== PROBLEM TO WORK ON ==
In the data below, give the number of lines that contain the word "size". Nothing else is needed.

== TASK INPUT ==
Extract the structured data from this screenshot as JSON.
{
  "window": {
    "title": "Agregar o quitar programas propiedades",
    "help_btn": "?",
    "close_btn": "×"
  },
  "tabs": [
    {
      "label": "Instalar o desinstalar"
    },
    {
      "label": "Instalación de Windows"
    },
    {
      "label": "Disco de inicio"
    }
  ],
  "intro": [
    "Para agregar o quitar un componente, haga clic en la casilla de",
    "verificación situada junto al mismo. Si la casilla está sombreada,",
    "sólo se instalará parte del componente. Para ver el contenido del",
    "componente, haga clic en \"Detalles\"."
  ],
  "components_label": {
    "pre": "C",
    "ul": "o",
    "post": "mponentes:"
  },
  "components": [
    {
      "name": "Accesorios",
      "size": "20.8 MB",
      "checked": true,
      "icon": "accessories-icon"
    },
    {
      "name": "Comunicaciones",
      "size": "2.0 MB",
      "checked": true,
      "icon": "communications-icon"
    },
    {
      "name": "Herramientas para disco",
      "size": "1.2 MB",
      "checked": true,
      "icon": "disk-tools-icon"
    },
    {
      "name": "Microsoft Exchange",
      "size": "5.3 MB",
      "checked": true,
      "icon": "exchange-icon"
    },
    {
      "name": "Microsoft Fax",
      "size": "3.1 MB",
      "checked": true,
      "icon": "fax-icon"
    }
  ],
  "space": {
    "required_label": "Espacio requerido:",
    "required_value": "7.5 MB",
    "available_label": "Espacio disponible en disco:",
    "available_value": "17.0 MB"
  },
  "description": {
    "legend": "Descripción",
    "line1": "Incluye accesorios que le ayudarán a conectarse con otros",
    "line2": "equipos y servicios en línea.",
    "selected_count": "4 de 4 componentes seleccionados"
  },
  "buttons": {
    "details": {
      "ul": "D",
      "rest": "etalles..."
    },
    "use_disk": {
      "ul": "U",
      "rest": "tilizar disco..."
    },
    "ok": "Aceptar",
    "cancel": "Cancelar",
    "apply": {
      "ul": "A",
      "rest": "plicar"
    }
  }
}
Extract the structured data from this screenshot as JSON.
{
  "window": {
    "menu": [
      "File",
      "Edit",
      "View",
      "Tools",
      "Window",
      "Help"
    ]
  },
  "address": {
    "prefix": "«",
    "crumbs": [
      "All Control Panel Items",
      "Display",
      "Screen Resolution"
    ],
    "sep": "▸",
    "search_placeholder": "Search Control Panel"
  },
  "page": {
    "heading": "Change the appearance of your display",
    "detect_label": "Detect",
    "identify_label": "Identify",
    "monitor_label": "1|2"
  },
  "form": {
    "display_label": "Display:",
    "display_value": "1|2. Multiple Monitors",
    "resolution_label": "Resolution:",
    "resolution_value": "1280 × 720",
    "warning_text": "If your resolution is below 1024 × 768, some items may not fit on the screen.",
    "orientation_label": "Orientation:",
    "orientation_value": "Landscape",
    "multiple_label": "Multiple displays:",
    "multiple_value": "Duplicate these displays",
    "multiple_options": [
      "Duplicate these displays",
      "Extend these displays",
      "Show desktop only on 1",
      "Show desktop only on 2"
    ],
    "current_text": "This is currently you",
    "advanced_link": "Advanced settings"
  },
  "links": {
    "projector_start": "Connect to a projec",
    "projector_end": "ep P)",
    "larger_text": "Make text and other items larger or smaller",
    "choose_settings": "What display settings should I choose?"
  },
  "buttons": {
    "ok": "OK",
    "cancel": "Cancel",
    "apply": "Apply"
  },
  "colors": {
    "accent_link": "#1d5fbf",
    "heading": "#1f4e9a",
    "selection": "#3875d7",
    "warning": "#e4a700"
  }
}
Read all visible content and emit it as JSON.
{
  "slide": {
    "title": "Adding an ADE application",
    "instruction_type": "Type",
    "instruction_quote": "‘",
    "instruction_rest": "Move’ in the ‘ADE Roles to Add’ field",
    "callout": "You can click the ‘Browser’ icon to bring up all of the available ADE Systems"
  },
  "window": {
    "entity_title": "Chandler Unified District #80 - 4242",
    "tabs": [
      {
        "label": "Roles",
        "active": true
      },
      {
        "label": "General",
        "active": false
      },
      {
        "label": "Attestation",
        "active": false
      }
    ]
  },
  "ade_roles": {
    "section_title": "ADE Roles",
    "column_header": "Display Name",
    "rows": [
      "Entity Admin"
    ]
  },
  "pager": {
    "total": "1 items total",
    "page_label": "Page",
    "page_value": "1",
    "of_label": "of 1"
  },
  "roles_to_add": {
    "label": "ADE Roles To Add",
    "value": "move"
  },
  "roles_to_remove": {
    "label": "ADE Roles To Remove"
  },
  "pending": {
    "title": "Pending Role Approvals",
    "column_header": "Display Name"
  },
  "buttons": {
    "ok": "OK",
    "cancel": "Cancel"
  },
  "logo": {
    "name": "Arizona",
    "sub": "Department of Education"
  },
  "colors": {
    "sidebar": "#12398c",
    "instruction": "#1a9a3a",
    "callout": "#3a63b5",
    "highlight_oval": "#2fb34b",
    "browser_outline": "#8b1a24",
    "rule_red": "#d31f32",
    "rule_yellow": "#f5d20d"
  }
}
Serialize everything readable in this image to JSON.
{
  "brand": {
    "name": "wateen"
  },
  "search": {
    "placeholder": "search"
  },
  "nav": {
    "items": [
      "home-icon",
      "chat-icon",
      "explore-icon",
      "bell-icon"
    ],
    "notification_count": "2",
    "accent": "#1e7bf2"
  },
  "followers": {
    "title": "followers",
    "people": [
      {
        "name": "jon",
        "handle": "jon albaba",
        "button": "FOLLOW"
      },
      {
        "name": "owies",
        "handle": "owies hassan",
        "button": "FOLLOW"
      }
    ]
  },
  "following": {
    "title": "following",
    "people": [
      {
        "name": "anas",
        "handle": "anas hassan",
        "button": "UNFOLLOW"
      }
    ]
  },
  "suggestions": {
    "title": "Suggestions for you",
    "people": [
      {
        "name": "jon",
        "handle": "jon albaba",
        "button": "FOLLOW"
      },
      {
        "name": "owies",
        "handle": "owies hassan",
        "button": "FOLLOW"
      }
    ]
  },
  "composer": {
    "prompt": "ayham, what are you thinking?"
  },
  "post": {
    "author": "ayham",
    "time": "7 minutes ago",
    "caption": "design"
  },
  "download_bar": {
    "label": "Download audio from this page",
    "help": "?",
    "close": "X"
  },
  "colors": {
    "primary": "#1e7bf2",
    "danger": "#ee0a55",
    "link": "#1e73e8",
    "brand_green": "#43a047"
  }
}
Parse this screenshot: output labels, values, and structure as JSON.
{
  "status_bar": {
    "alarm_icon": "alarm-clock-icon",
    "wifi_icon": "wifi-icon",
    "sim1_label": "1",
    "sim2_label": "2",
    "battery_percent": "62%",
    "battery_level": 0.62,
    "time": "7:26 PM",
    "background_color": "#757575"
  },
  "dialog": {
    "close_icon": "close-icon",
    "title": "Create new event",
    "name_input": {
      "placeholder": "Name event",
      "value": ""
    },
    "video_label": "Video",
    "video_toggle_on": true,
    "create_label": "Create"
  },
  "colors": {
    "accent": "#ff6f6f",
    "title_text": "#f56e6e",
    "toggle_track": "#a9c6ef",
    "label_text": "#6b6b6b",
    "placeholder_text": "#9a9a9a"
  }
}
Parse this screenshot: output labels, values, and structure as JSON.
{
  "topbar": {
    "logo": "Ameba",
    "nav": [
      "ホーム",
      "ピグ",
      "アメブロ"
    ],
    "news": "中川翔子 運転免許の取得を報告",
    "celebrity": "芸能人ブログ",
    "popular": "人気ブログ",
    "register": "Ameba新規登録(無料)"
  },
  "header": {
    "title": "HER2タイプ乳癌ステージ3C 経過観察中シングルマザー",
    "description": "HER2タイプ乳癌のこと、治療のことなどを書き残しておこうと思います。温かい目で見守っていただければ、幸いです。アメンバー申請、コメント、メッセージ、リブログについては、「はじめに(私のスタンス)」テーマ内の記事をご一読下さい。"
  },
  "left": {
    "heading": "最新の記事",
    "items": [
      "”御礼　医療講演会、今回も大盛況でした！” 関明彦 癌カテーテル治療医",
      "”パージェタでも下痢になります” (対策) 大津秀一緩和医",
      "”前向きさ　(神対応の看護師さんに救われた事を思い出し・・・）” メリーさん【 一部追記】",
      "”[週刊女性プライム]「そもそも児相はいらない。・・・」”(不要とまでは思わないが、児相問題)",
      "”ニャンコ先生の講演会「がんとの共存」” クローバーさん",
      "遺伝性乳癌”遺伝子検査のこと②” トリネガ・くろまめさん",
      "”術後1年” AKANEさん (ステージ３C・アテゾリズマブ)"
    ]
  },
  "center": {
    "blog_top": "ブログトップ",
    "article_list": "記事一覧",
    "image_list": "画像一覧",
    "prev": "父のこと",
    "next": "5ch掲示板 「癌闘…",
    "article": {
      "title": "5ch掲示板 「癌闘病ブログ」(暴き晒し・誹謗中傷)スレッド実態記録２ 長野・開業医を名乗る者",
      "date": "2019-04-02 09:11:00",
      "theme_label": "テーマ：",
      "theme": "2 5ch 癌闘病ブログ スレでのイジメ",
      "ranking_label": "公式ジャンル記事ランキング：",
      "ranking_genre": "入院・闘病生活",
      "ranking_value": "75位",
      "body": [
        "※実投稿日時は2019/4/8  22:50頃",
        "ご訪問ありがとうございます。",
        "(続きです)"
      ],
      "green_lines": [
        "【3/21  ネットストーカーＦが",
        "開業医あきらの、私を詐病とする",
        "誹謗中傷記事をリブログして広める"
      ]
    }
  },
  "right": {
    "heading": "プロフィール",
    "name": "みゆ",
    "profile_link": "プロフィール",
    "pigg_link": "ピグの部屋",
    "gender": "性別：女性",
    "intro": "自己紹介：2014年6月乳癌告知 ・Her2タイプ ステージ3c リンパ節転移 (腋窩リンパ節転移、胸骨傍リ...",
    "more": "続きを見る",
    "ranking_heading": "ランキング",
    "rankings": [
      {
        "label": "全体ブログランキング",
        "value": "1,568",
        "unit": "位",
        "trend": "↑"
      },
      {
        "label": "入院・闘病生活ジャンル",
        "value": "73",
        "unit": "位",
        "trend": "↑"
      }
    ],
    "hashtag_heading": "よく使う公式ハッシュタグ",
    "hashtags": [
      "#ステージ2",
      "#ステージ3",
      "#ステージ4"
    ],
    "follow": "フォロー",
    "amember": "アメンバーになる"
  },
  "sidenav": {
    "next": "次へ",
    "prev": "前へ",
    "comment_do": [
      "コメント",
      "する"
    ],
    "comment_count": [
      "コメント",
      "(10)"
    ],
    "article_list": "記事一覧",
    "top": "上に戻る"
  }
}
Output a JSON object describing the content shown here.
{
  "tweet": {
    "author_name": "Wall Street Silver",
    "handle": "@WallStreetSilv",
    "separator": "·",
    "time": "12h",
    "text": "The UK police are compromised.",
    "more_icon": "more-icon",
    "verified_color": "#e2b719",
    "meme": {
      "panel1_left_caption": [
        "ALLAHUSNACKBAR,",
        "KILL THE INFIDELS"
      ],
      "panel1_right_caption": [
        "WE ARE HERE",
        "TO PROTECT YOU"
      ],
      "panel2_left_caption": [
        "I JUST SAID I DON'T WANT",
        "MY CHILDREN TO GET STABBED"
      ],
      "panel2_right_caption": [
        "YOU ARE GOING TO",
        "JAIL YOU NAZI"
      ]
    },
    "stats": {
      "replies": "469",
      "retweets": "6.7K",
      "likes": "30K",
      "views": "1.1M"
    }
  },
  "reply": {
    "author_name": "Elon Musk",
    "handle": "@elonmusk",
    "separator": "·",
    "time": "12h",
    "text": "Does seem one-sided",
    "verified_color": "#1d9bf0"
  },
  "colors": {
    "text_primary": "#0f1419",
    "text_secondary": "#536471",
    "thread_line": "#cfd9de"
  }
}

== ANSWER BOX ==
5